Picture: ISTOCK
Picture: ISTOCK

London — Britain’s biggest companies will from 2020 be legally required to publish the gap between the salary of their CE and what they pay their average UK worker, under proposed new government rules.

Business Minister Greg Clark said on Sunday the government would set out laws in Parliament on Monday, which meant that UK-listed firms with more than 250 employees would have to reveal their pay gap and justify their CEO’s salary.

"We understand the anger of workers and shareholders when bosses’ pay is out of step with company performance," Clark said. He said the new laws would improve transparency and boost accountability for both shareholders and workers, and help to "build a fairer economy".

The new laws, which are subject to parliamentary approval, are part of the government’s "Industrial Strategy" and will come into effect from January 1 2019, meaning companies will start reporting in 2020. When these rules were first proposed in 2017, they were criticised by union leaders who said that they fell short of Prime Minister Theresa May’s promise early on in her tenure to tackle soaring executive pay.

She came to power after the 2016 Brexit vote vowing to tackle what she called the "unacceptable face" of capitalism, including pay gaps and mismanaged takeovers, which had driven a wedge between bosses and their workers.

But some campaigners and investors have questioned whether the greater transparency provided by disclosures on boss to worker pay will be enough to force companies to curb pay excesses.
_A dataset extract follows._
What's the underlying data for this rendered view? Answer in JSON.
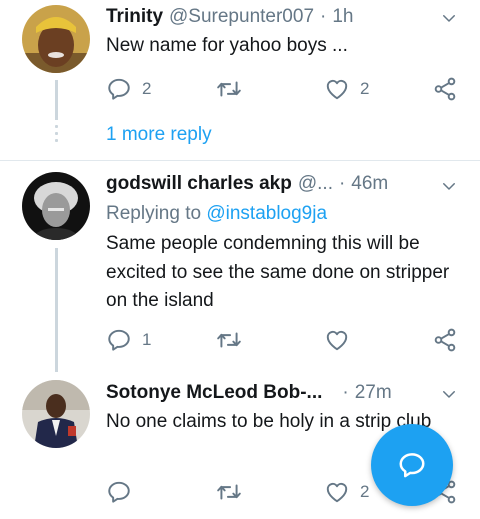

Matthew Fell, chief UK policy director at employers group, the Confederation of British Industry, said the legislation would help develop a better dialogue between boards and employees.

"What’s most important is that all businesses make progress towards proportionate pay outcomes," he said.